##### INPUT DATA #####

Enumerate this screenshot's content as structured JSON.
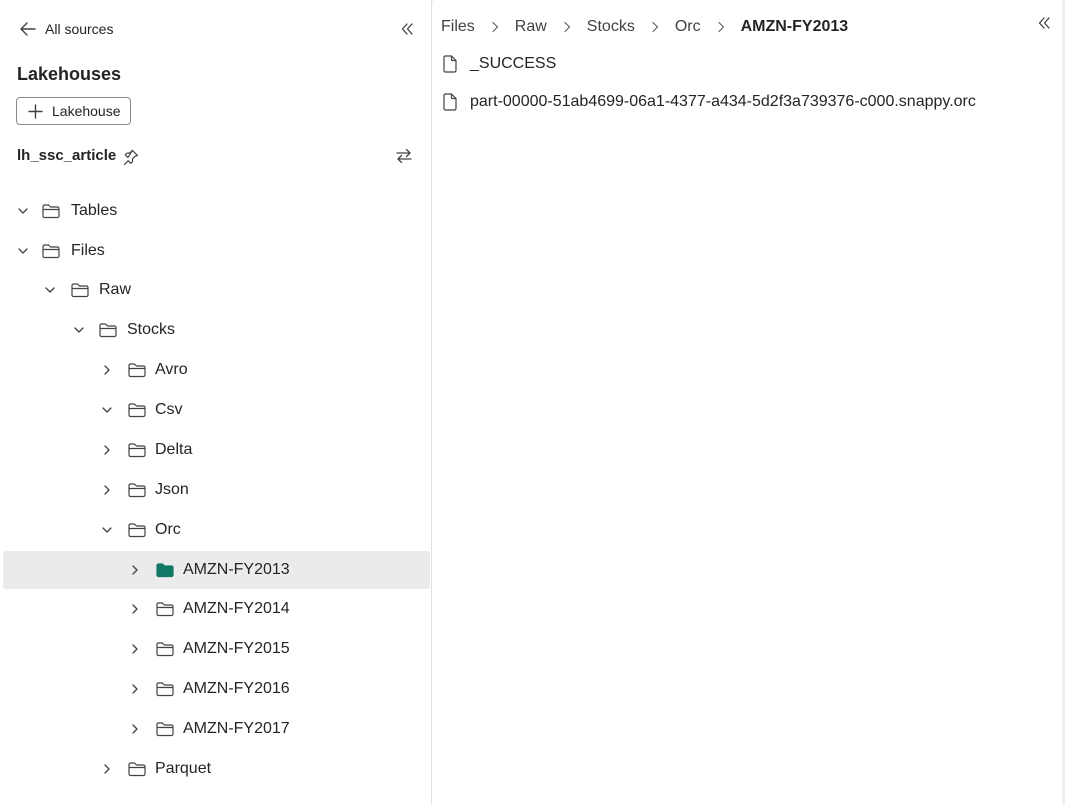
{
  "nav": {
    "back_label": "All sources"
  },
  "lakehouses": {
    "title": "Lakehouses",
    "add_label": "Lakehouse",
    "current": "lh_ssc_article"
  },
  "tree": [
    {
      "label": "Tables",
      "expanded": false
    },
    {
      "label": "Files",
      "expanded": true
    },
    {
      "label": "Raw",
      "expanded": true
    },
    {
      "label": "Stocks",
      "expanded": true
    },
    {
      "label": "Avro",
      "expanded": false
    },
    {
      "label": "Csv",
      "expanded": true
    },
    {
      "label": "Delta",
      "expanded": false
    },
    {
      "label": "Json",
      "expanded": false
    },
    {
      "label": "Orc",
      "expanded": true
    },
    {
      "label": "AMZN-FY2013",
      "expanded": false,
      "selected": true
    },
    {
      "label": "AMZN-FY2014",
      "expanded": false
    },
    {
      "label": "AMZN-FY2015",
      "expanded": false
    },
    {
      "label": "AMZN-FY2016",
      "expanded": false
    },
    {
      "label": "AMZN-FY2017",
      "expanded": false
    },
    {
      "label": "Parquet",
      "expanded": false
    }
  ],
  "breadcrumb": [
    "Files",
    "Raw",
    "Stocks",
    "Orc",
    "AMZN-FY2013"
  ],
  "files": [
    {
      "name": "_SUCCESS"
    },
    {
      "name": "part-00000-51ab4699-06a1-4377-a434-5d2f3a739376-c000.snappy.orc"
    }
  ],
  "colors": {
    "accent_folder": "#117865",
    "selected_bg": "#ebebeb",
    "text": "#242424",
    "icon": "#424242"
  },
  "icons": {
    "back": "arrow-left-icon",
    "collapse": "double-chevron-left-icon",
    "add": "plus-icon",
    "pin": "pin-icon",
    "swap": "swap-arrows-icon",
    "folder": "folder-icon",
    "file": "document-icon",
    "chevron_right": "chevron-right-icon",
    "chevron_down": "chevron-down-icon"
  }
}
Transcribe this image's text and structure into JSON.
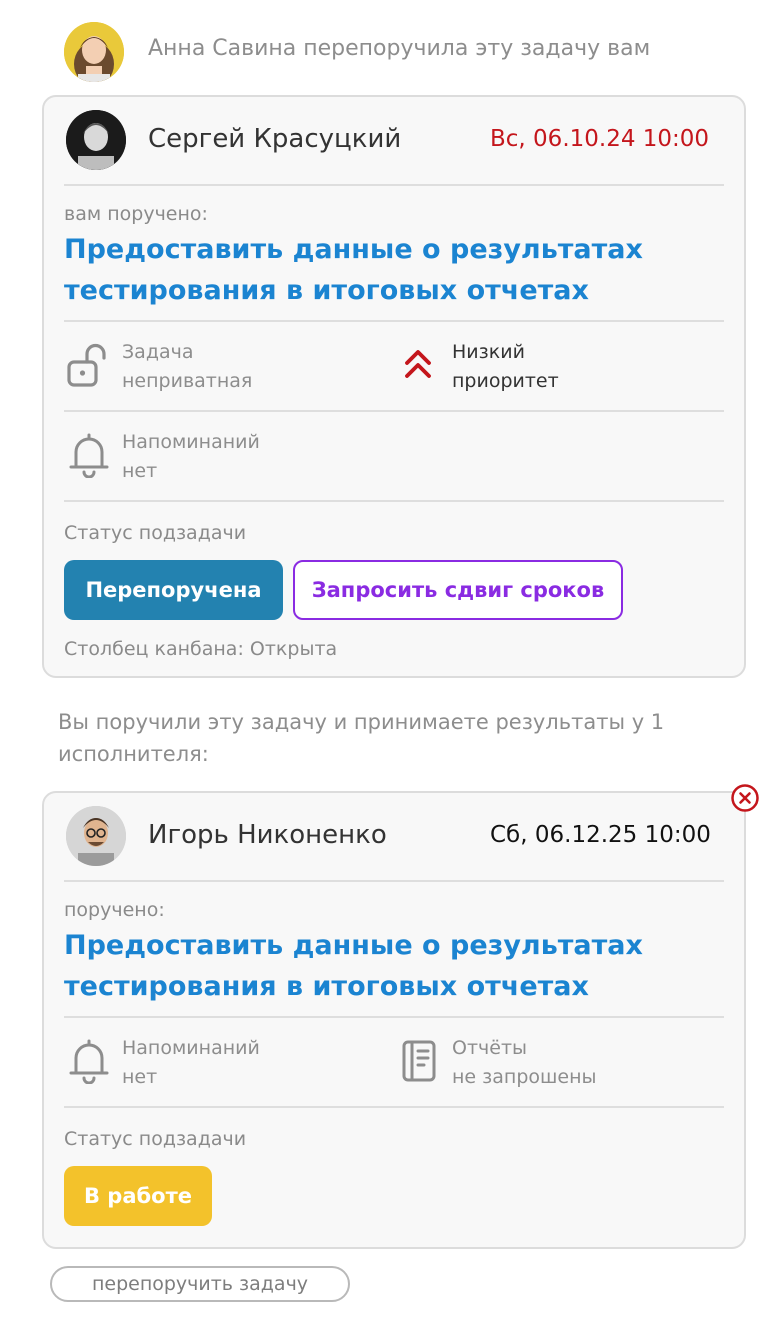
{
  "header": {
    "reassign_text": "Анна Савина перепоручила эту задачу вам"
  },
  "card1": {
    "person_name": "Сергей Красуцкий",
    "date": "Вс, 06.10.24 10:00",
    "date_color": "#c4161c",
    "assigned_label": "вам поручено:",
    "task_title_line1": "Предоставить данные о результатах",
    "task_title_line2": "тестирования в итоговых отчетах",
    "privacy_line1": "Задача",
    "privacy_line2": "неприватная",
    "priority_line1": "Низкий",
    "priority_line2": "приоритет",
    "reminders_line1": "Напоминаний",
    "reminders_line2": "нет",
    "status_label": "Статус подзадачи",
    "status_button": "Перепоручена",
    "request_button": "Запросить сдвиг сроков",
    "kanban_text": "Столбец канбана: Открыта"
  },
  "info_text_line1": "Вы поручили эту задачу и принимаете результаты у 1",
  "info_text_line2": "исполнителя:",
  "card2": {
    "person_name": "Игорь Никоненко",
    "date": "Сб, 06.12.25 10:00",
    "assigned_label": "поручено:",
    "task_title_line1": "Предоставить данные о результатах",
    "task_title_line2": "тестирования в итоговых отчетах",
    "reminders_line1": "Напоминаний",
    "reminders_line2": "нет",
    "reports_line1": "Отчёты",
    "reports_line2": "не запрошены",
    "status_label": "Статус подзадачи",
    "status_button": "В работе"
  },
  "reassign_link": "перепоручить задачу",
  "colors": {
    "accent_blue": "#1b84d1",
    "status_reassigned": "#2382b0",
    "request_purple": "#8a2be2",
    "status_in_progress": "#f3c22b",
    "priority_red": "#c4161c"
  }
}
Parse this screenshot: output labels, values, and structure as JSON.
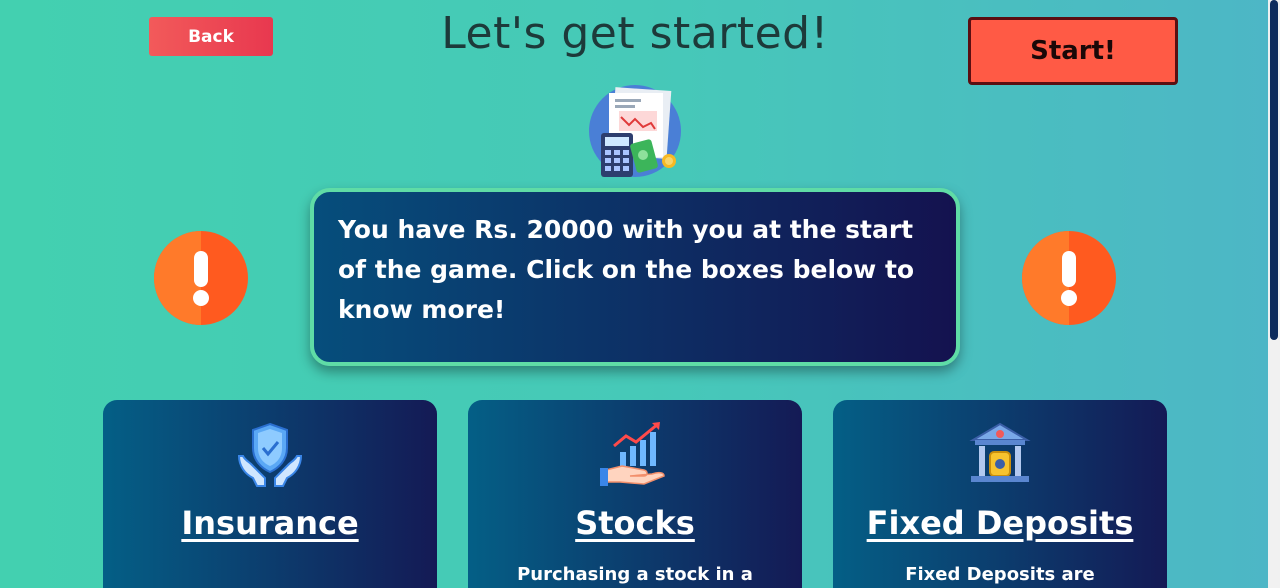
{
  "header": {
    "back_label": "Back",
    "title": "Let's get started!",
    "start_label": "Start!"
  },
  "info": {
    "message": "You have Rs. 20000 with you at the start of the game. Click on the boxes below to know more!"
  },
  "cards": [
    {
      "title": "Insurance",
      "description": "",
      "icon": "insurance-hands-shield-icon"
    },
    {
      "title": "Stocks",
      "description": "Purchasing a stock in a",
      "icon": "stocks-growth-hand-icon"
    },
    {
      "title": "Fixed Deposits",
      "description": "Fixed Deposits are",
      "icon": "bank-building-icon"
    }
  ],
  "colors": {
    "background_start": "#43d0b0",
    "background_end": "#4db6c6",
    "back_button": "#e8384f",
    "start_button": "#ff5a45",
    "alert": "#ff5a1f",
    "info_border": "#5fdca6",
    "card_gradient_start": "#045f86",
    "card_gradient_end": "#141a55"
  }
}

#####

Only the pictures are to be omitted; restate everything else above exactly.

*SOLUTION:*
Enumerate this screenshot's content as structured JSON.
{
  "nav": {
    "back_label": "All sources"
  },
  "lakehouses": {
    "title": "Lakehouses",
    "add_label": "Lakehouse",
    "current": "lh_ssc_article"
  },
  "tree": [
    {
      "label": "Tables",
      "expanded": false
    },
    {
      "label": "Files",
      "expanded": true
    },
    {
      "label": "Raw",
      "expanded": true
    },
    {
      "label": "Stocks",
      "expanded": true
    },
    {
      "label": "Avro",
      "expanded": false
    },
    {
      "label": "Csv",
      "expanded": true
    },
    {
      "label": "Delta",
      "expanded": false
    },
    {
      "label": "Json",
      "expanded": false
    },
    {
      "label": "Orc",
      "expanded": true
    },
    {
      "label": "AMZN-FY2013",
      "expanded": false,
      "selected": true
    },
    {
      "label": "AMZN-FY2014",
      "expanded": false
    },
    {
      "label": "AMZN-FY2015",
      "expanded": false
    },
    {
      "label": "AMZN-FY2016",
      "expanded": false
    },
    {
      "label": "AMZN-FY2017",
      "expanded": false
    },
    {
      "label": "Parquet",
      "expanded": false
    }
  ],
  "breadcrumb": [
    "Files",
    "Raw",
    "Stocks",
    "Orc",
    "AMZN-FY2013"
  ],
  "files": [
    {
      "name": "_SUCCESS"
    },
    {
      "name": "part-00000-51ab4699-06a1-4377-a434-5d2f3a739376-c000.snappy.orc"
    }
  ],
  "colors": {
    "accent_folder": "#117865",
    "selected_bg": "#ebebeb",
    "text": "#242424",
    "icon": "#424242"
  },
  "icons": {
    "back": "arrow-left-icon",
    "collapse": "double-chevron-left-icon",
    "add": "plus-icon",
    "pin": "pin-icon",
    "swap": "swap-arrows-icon",
    "folder": "folder-icon",
    "file": "document-icon",
    "chevron_right": "chevron-right-icon",
    "chevron_down": "chevron-down-icon"
  }
}
Transcribe this image's text and structure into JSON.
{
  "header": {
    "reassign_text": "Анна Савина перепоручила эту задачу вам"
  },
  "card1": {
    "person_name": "Сергей Красуцкий",
    "date": "Вс, 06.10.24 10:00",
    "date_color": "#c4161c",
    "assigned_label": "вам поручено:",
    "task_title_line1": "Предоставить данные о результатах",
    "task_title_line2": "тестирования в итоговых отчетах",
    "privacy_line1": "Задача",
    "privacy_line2": "неприватная",
    "priority_line1": "Низкий",
    "priority_line2": "приоритет",
    "reminders_line1": "Напоминаний",
    "reminders_line2": "нет",
    "status_label": "Статус подзадачи",
    "status_button": "Перепоручена",
    "request_button": "Запросить сдвиг сроков",
    "kanban_text": "Столбец канбана: Открыта"
  },
  "info_text_line1": "Вы поручили эту задачу и принимаете результаты у 1",
  "info_text_line2": "исполнителя:",
  "card2": {
    "person_name": "Игорь Никоненко",
    "date": "Сб, 06.12.25 10:00",
    "assigned_label": "поручено:",
    "task_title_line1": "Предоставить данные о результатах",
    "task_title_line2": "тестирования в итоговых отчетах",
    "reminders_line1": "Напоминаний",
    "reminders_line2": "нет",
    "reports_line1": "Отчёты",
    "reports_line2": "не запрошены",
    "status_label": "Статус подзадачи",
    "status_button": "В работе"
  },
  "reassign_link": "перепоручить задачу",
  "colors": {
    "accent_blue": "#1b84d1",
    "status_reassigned": "#2382b0",
    "request_purple": "#8a2be2",
    "status_in_progress": "#f3c22b",
    "priority_red": "#c4161c"
  }
}
Parse this screenshot: output labels, values, and structure as JSON.
{
  "header": {
    "back_label": "Back",
    "title": "Let's get started!",
    "start_label": "Start!"
  },
  "info": {
    "message": "You have Rs. 20000 with you at the start of the game. Click on the boxes below to know more!"
  },
  "cards": [
    {
      "title": "Insurance",
      "description": "",
      "icon": "insurance-hands-shield-icon"
    },
    {
      "title": "Stocks",
      "description": "Purchasing a stock in a",
      "icon": "stocks-growth-hand-icon"
    },
    {
      "title": "Fixed Deposits",
      "description": "Fixed Deposits are",
      "icon": "bank-building-icon"
    }
  ],
  "colors": {
    "background_start": "#43d0b0",
    "background_end": "#4db6c6",
    "back_button": "#e8384f",
    "start_button": "#ff5a45",
    "alert": "#ff5a1f",
    "info_border": "#5fdca6",
    "card_gradient_start": "#045f86",
    "card_gradient_end": "#141a55"
  }
}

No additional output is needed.